I am way, way behind on my entries and I am sorry about that. I am trying to catch up on IPv6 stuff as I have been blasting away at various Microsoft, VMware and Cloud projects.
On vacation last week I tried to get caught up on some reading and watched some archives of the recent NANOG meeting (NANOG 46 in June 2009 http://www.nanog.org/presentations/archive/index.php) – yes sadly enough I do this on vacation. I viewed Dave Ward’s interestingly titled talk “It’s The End Of The World As We Know It (aka “The New Internet Architecture”)” – http://bit.ly/QOAVg. Dave had many good observations and I agree with many of his comments except one – “Dual-stack transition to IPv6 abandoned”. As someone who works with enterprise customers each and every week for IPv6 design and deployment I can safely say that dual-stack is alive and well and IS the most “pure” way of IPv6 deployment that we have today. Yes, there are operational and even security and performance challenges with running two stacks simultaneously but until something better comes along, dual-stack is all we have that gets us away from tunnels.
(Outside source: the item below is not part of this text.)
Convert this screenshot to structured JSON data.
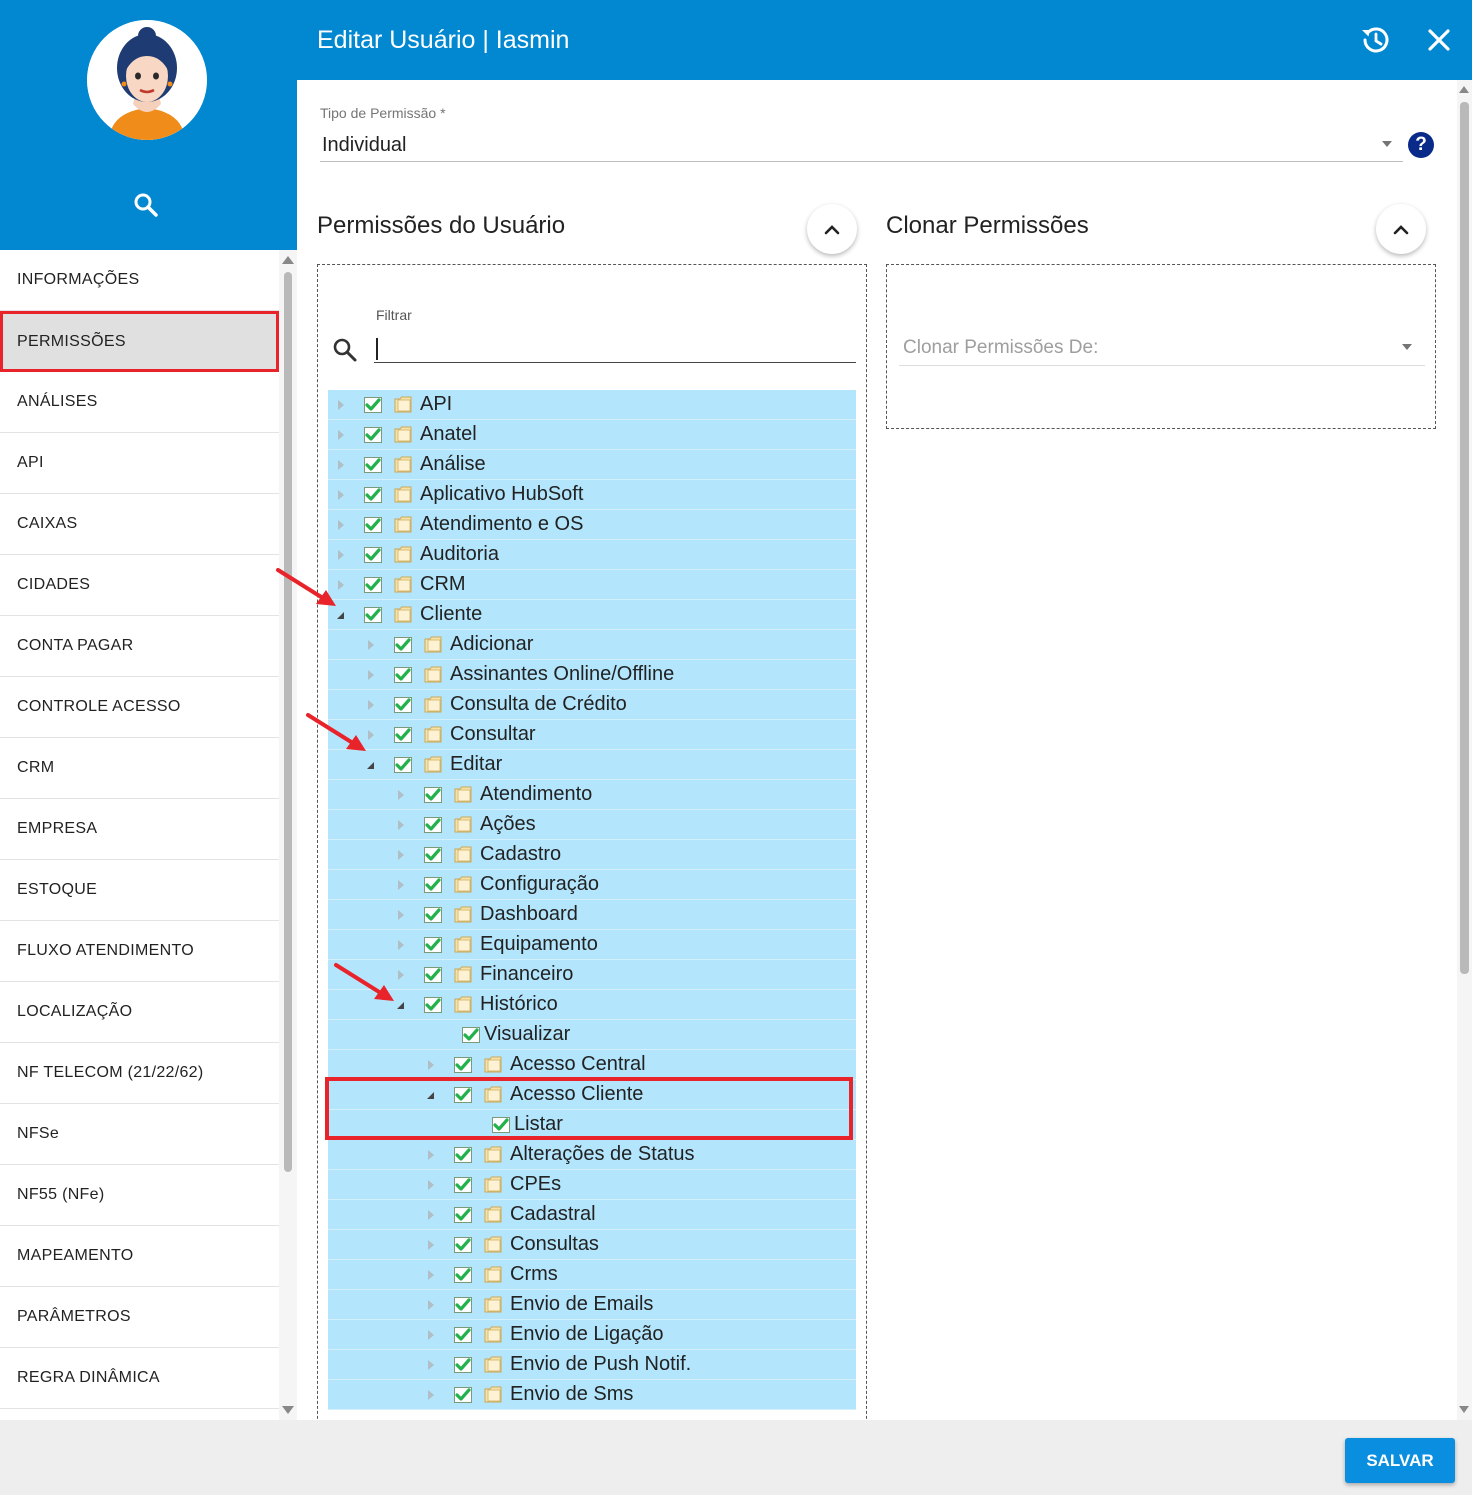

I know Dave is not arguing one way or the other but simply stating his views on where things are and where they may go and that is cool but I feel it is a bit radical to state that the number one methodology for IPv4/IPv6 co-existence is abandoned.
What are your thoughts on various co-existence mechanisms TODAY vs. what is being proposed by the IETF for the future?